In early December 1936, British newspapers broke the story of Edward and Wallis’ relationship for the first time: the public were shocked and outraged in equal measures. Wallis fled to the south of France to escape a media onslaught.
Much to the surprise of the establishment, Edward’s popularity barely wavered. He was handsome and youthful, and had a kind of star quality that people loved. Whilst Wallis wasn’t exactly popular, many found the fact that she was ‘just’ an ordinary woman endearing.
On 7 December, she made a statement saying she was willing to renounce Edward – she did not want him to abdicate for her. Edward did not listen: just 3 days later, he formally abdicated, saying
“I have found it impossible to carry the heavy burden of responsibility, and to discharge my duties as King as I would wish to do, without the help and support of the woman I love.”
Edward’s younger brother became King George VI on his abdication.
Five months later, in May 1937, Wallis’ second divorce finally went through, and the pair were reunited in France, where they married almost immediately.
Duchess of Windsor
Whilst the long-awaited marriage was a happy moment, it was tinged by sadness. The new king, George VI, forbade any of the royal family from attending the wedding, and refused Wallis the HRH title – instead, she was simply to be the Duchess of Windsor. George’s wife, Queen Elizabeth, referred to her as ‘that woman’, and tensions between the brothers remained for many years.
The Windsors were hurt and upset by the refusal of the title HRH, but they reportedly used it in private, irrespective of the king’s wishes.
In 1937, the Windsors visited Adolf Hitler in Nazi Germany – rumours had long circulated about Wallis’ German sympathies, and they only increased with this news. Rumours continue to circulate to this day that the pair had Nazi sympathies: Edward gave full Nazi salutes during the visit, and many believe he would not have wanted to go to war with Germany had he still been king, as he viewed Communism as a threat which only Germany could viably have quashed.
The Duke and Duchess of Windsor were given an apartment in the Bois du Boulogne by Parisian municipal authorities, and lived there for much of the rest of their lives. Their relationship with the British royal family remained relatively frosty, with occasional and infrequent visits and communications.
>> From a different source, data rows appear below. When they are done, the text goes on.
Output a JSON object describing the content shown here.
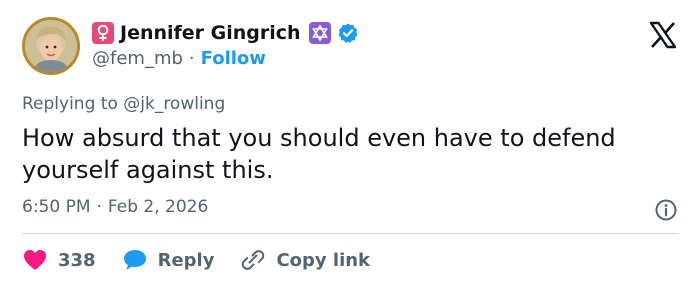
{
  "author": {
    "display_name": "Jennifer Gingrich",
    "handle": "@fem_mb",
    "separator": "·",
    "follow_label": "Follow",
    "name_emoji_icon": "female-sign-icon",
    "name_emoji_trailing_icon": "star-of-david-icon",
    "verified_icon": "verified-badge-icon"
  },
  "reply_context": {
    "prefix": "Replying to",
    "mention": "@jk_rowling"
  },
  "tweet": {
    "text": "How absurd that you should even have to defend yourself against this.",
    "time": "6:50 PM",
    "separator": "·",
    "date": "Feb 2, 2026"
  },
  "actions": {
    "like_count": "338",
    "reply_label": "Reply",
    "copy_link_label": "Copy link"
  },
  "icons": {
    "platform_logo": "x-logo-icon",
    "info": "info-icon",
    "like": "heart-icon",
    "reply": "speech-bubble-icon",
    "copy_link": "link-icon"
  },
  "colors": {
    "accent": "#1d9bf0",
    "like": "#f91880",
    "text": "#0f1419",
    "secondary_text": "#536471",
    "divider": "#cfd9de"
  }
}
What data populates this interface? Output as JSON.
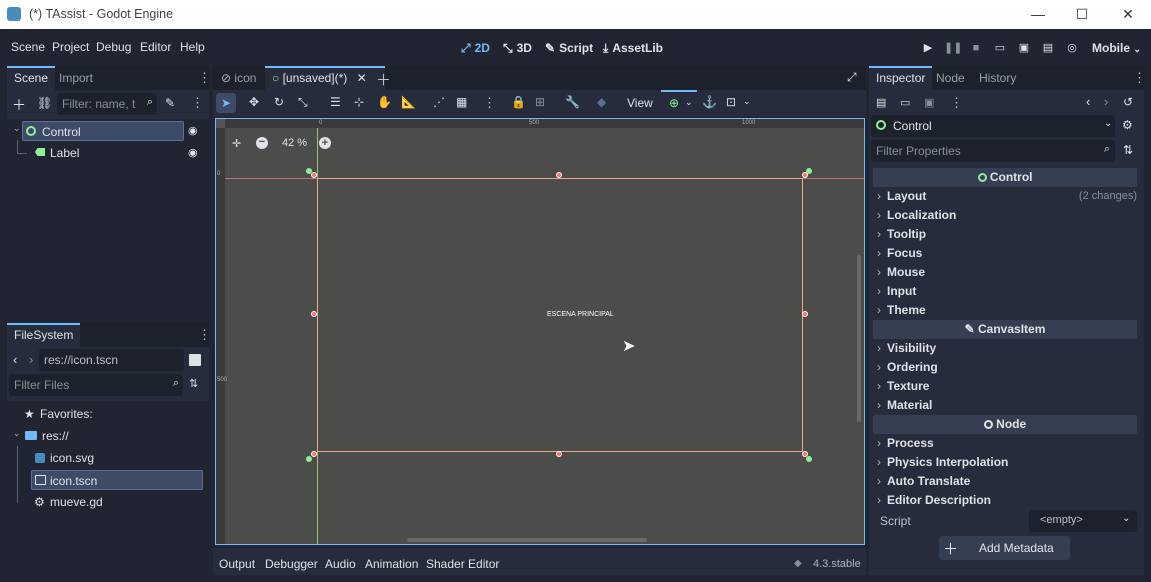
{
  "window": {
    "title": "(*) TAssist - Godot Engine",
    "minimize": "—",
    "maximize": "☐",
    "close": "✕"
  },
  "menu": {
    "items": [
      "Scene",
      "Project",
      "Debug",
      "Editor",
      "Help"
    ]
  },
  "workspaces": {
    "btn_2d": "2D",
    "btn_3d": "3D",
    "btn_script": "Script",
    "btn_assetlib": "AssetLib"
  },
  "renderer": "Mobile",
  "scene_dock": {
    "tabs": [
      "Scene",
      "Import"
    ],
    "filter_placeholder": "Filter: name, t:typ",
    "nodes": [
      {
        "label": "Control"
      },
      {
        "label": "Label"
      }
    ]
  },
  "filesystem_dock": {
    "tab": "FileSystem",
    "path": "res://icon.tscn",
    "filter_placeholder": "Filter Files",
    "items": [
      {
        "label": "Favorites:"
      },
      {
        "label": "res://"
      },
      {
        "label": "icon.svg"
      },
      {
        "label": "icon.tscn"
      },
      {
        "label": "mueve.gd"
      }
    ]
  },
  "editor_tabs": {
    "tab1": "icon",
    "tab2": "[unsaved](*)"
  },
  "toolbar": {
    "view": "View"
  },
  "canvas": {
    "zoom": "42 %",
    "label_text": "ESCENA PRINCIPAL",
    "ruler_h": [
      "0",
      "500",
      "1000"
    ],
    "ruler_v": [
      "0",
      "500"
    ]
  },
  "bottom_panel": {
    "items": [
      "Output",
      "Debugger",
      "Audio",
      "Animation",
      "Shader Editor"
    ],
    "version": "4.3.stable"
  },
  "inspector": {
    "tabs": [
      "Inspector",
      "Node",
      "History"
    ],
    "object_name": "Control",
    "filter_placeholder": "Filter Properties",
    "sections": {
      "control": "Control",
      "canvasitem": "CanvasItem",
      "node": "Node"
    },
    "control_props": [
      "Layout",
      "Localization",
      "Tooltip",
      "Focus",
      "Mouse",
      "Input",
      "Theme"
    ],
    "layout_changes": "(2 changes)",
    "canvasitem_props": [
      "Visibility",
      "Ordering",
      "Texture",
      "Material"
    ],
    "node_props": [
      "Process",
      "Physics Interpolation",
      "Auto Translate",
      "Editor Description"
    ],
    "script_label": "Script",
    "script_value": "<empty>",
    "add_metadata": "Add Metadata"
  },
  "colors": {
    "accent": "#70bafa",
    "control_icon": "#8eef97",
    "selection": "#3e4b66",
    "canvas_bg": "#4c4c4b",
    "control_rect": "#f3a585"
  }
}
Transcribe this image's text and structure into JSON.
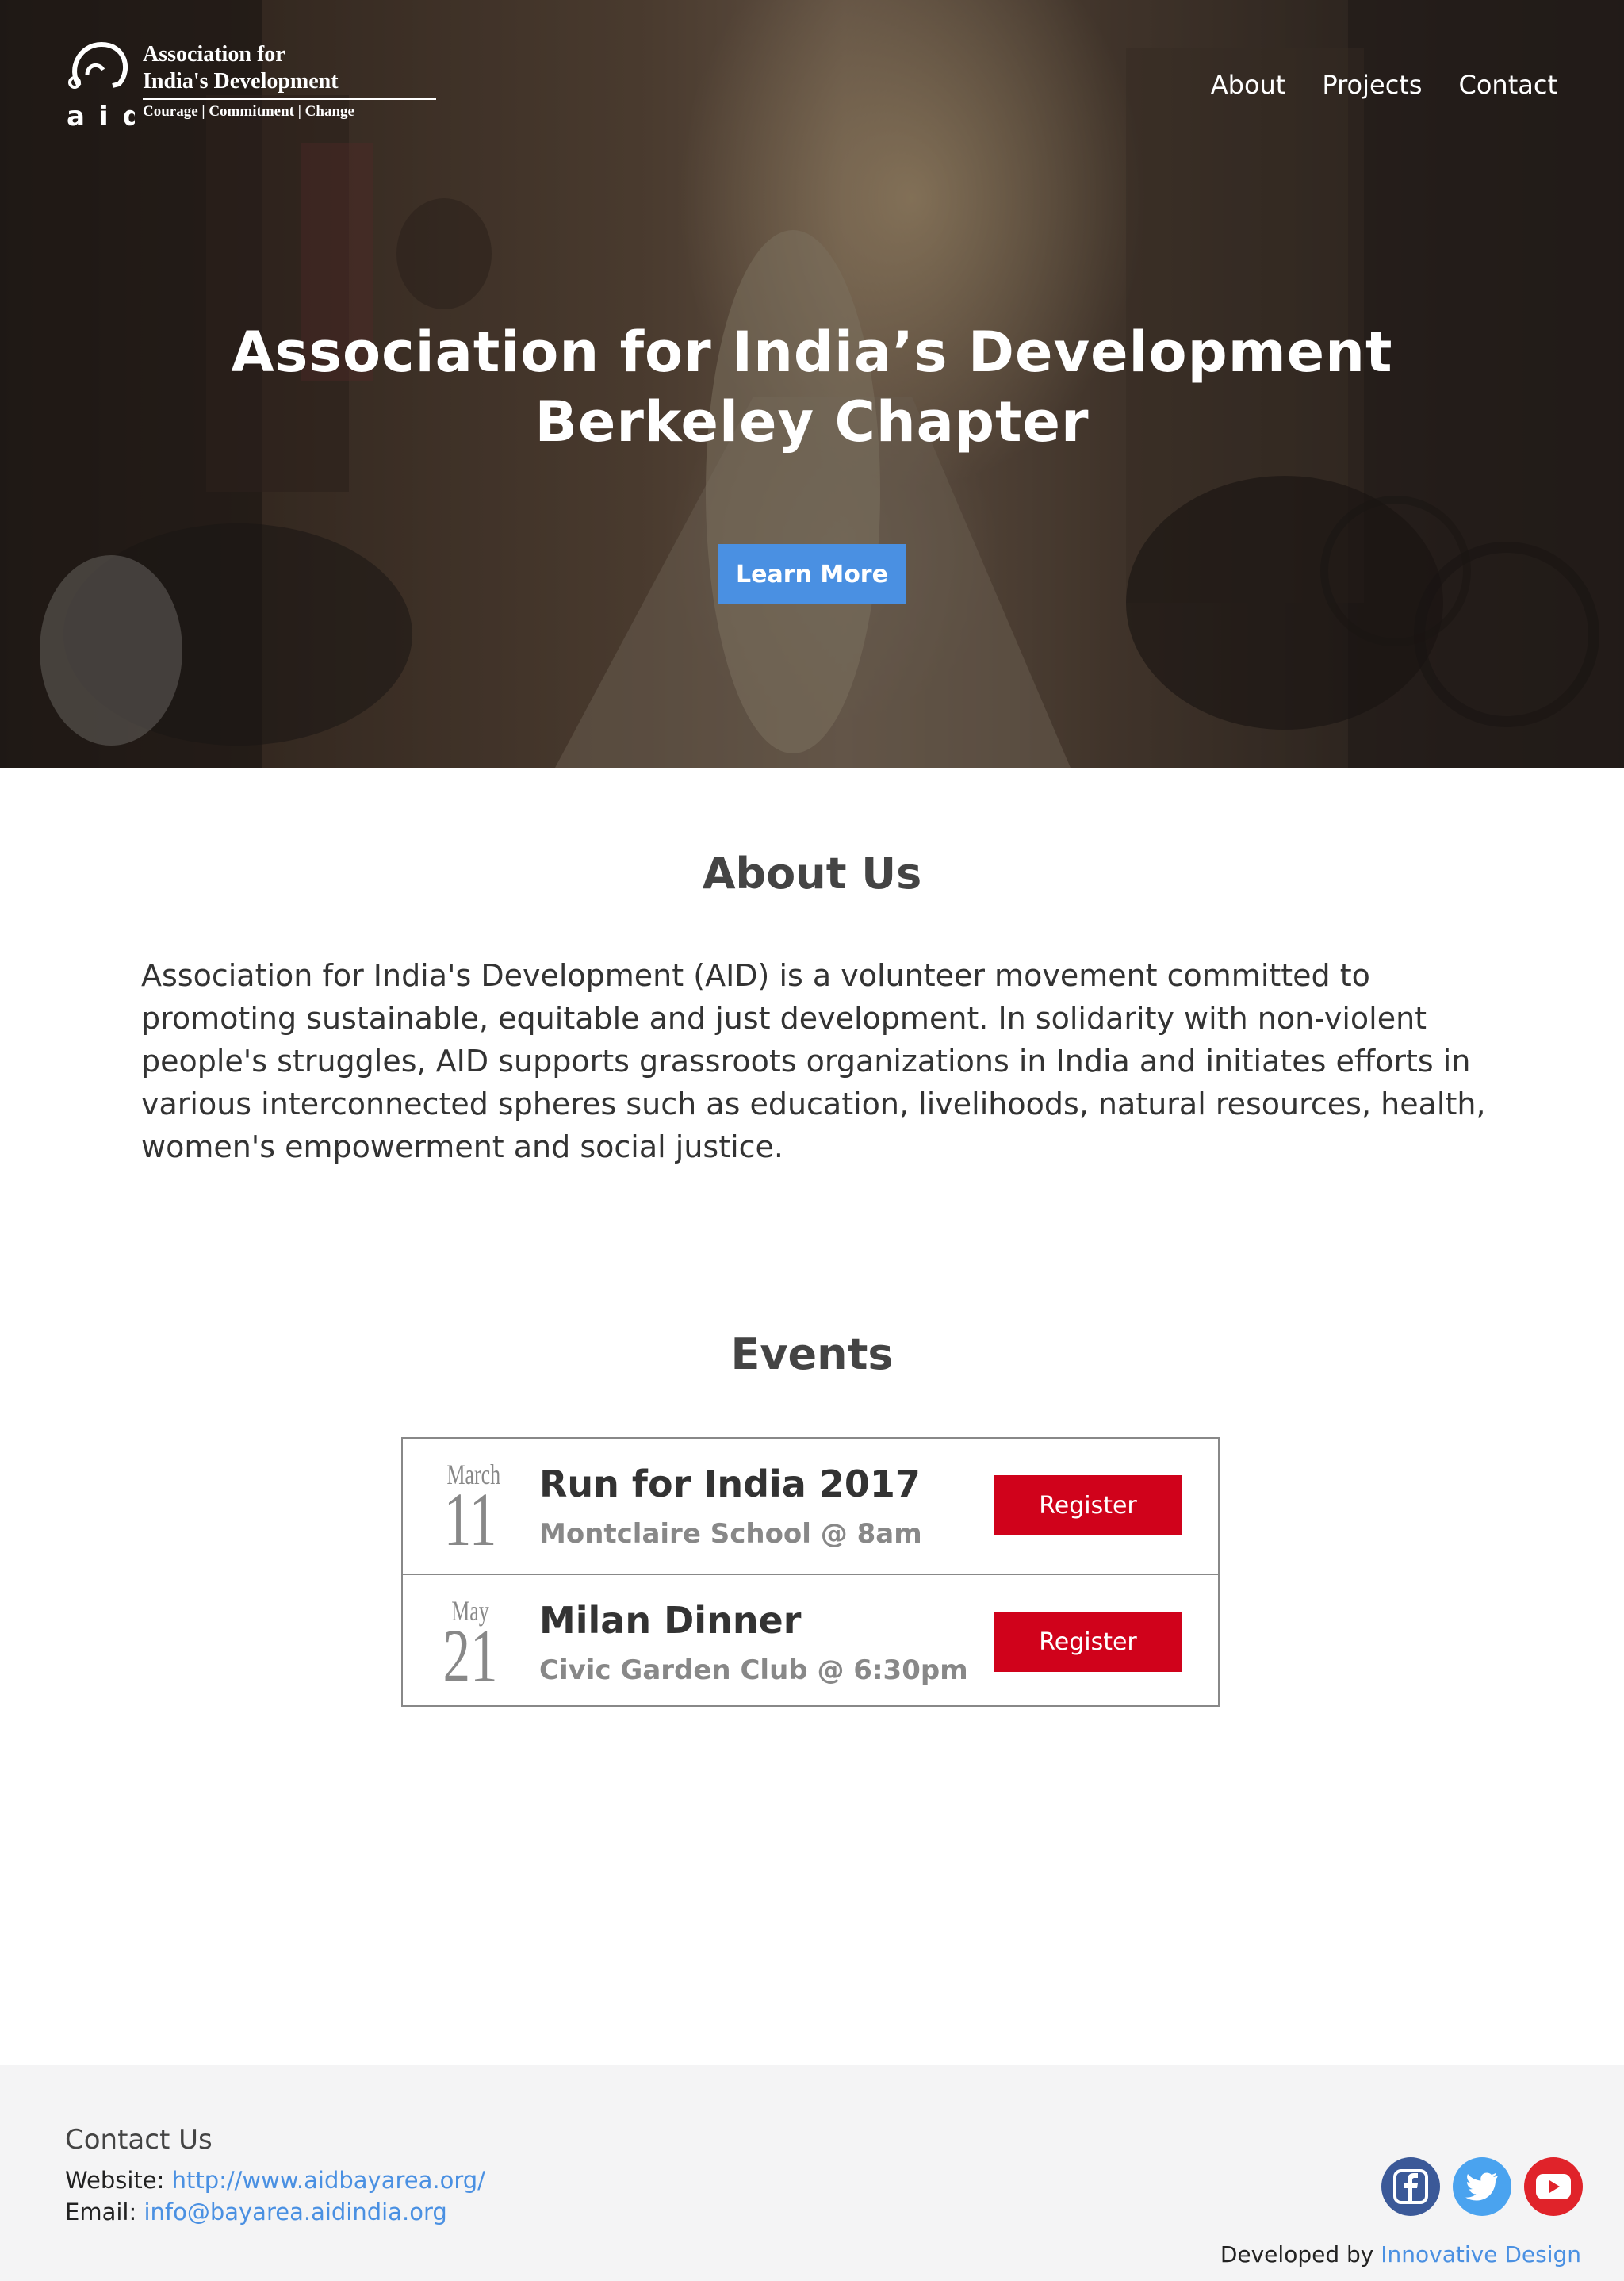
{
  "brand": {
    "name_line1": "Association for",
    "name_line2": "India's Development",
    "mark_text": "aid",
    "tagline": "Courage | Commitment | Change"
  },
  "nav": {
    "items": [
      {
        "label": "About"
      },
      {
        "label": "Projects"
      },
      {
        "label": "Contact"
      }
    ]
  },
  "hero": {
    "title_line1": "Association for India’s Development",
    "title_line2": "Berkeley Chapter",
    "cta_label": "Learn More"
  },
  "about": {
    "title": "About Us",
    "body": "Association for India's Development (AID) is a volunteer movement committed to promoting sustainable, equitable and just development. In solidarity with non-violent people's struggles, AID supports grassroots organizations in India and initiates efforts in various interconnected spheres such as education, livelihoods, natural resources, health, women's empowerment and social justice."
  },
  "events": {
    "title": "Events",
    "items": [
      {
        "month": "March",
        "day": "11",
        "name": "Run for India 2017",
        "where": "Montclaire School @ 8am",
        "button": "Register"
      },
      {
        "month": "May",
        "day": "21",
        "name": "Milan Dinner",
        "where": "Civic Garden Club @ 6:30pm",
        "button": "Register"
      }
    ]
  },
  "footer": {
    "title": "Contact Us",
    "website_label": "Website:",
    "website": "http://www.aidbayarea.org/",
    "email_label": "Email:",
    "email": "info@bayarea.aidindia.org",
    "developed_by": "Developed by",
    "developer": "Innovative Design",
    "social": [
      "facebook-icon",
      "twitter-icon",
      "youtube-icon"
    ]
  },
  "colors": {
    "accent_blue": "#4a90e2",
    "register_red": "#d0021b",
    "footer_bg": "#f4f4f5"
  }
}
Edward died in 1972 from throat cancer, and was buried at Windsor Castle – Wallis travelled to England for the funeral, and stayed at Buckingham Palace. She died in 1986, in Paris and was buried next to Edward at Windsor.
A divisive legacy
Wallis’ legacy lives on to this day – the woman a king gave up his kingdom for. She remains a figure clouded by rumour, conjecture, vitriol and gossip: whatever her true motives were remain unclear. Some argue she was the victim of her own ambition, that she never intended Edward to abdicate to marry her and the rest of her life was facing up to the consequences of her actions.
Others view her – and him – as star-crossed lovers, victims of the snobbish establishment who couldn’t face a commoner, and a foreigner, marrying the king. Many have drawn comparisons between the Windsors and Prince Charles and his second wife, Camilla Parker-Bowles: even 60 years later, the marriages of royalty still were expected to follow unspoken rules, and marrying a divorcee was still considered controversial for an heir to the throne.
In an interview with the BBC in 1970, Edward declared “I have no regrets, I stay interested in my country, Britain, your land and mine. I wish it well.” And as for Wallis’ true thoughts? She is supposed to simply have said “You have no idea how hard it is to live out a great romance.”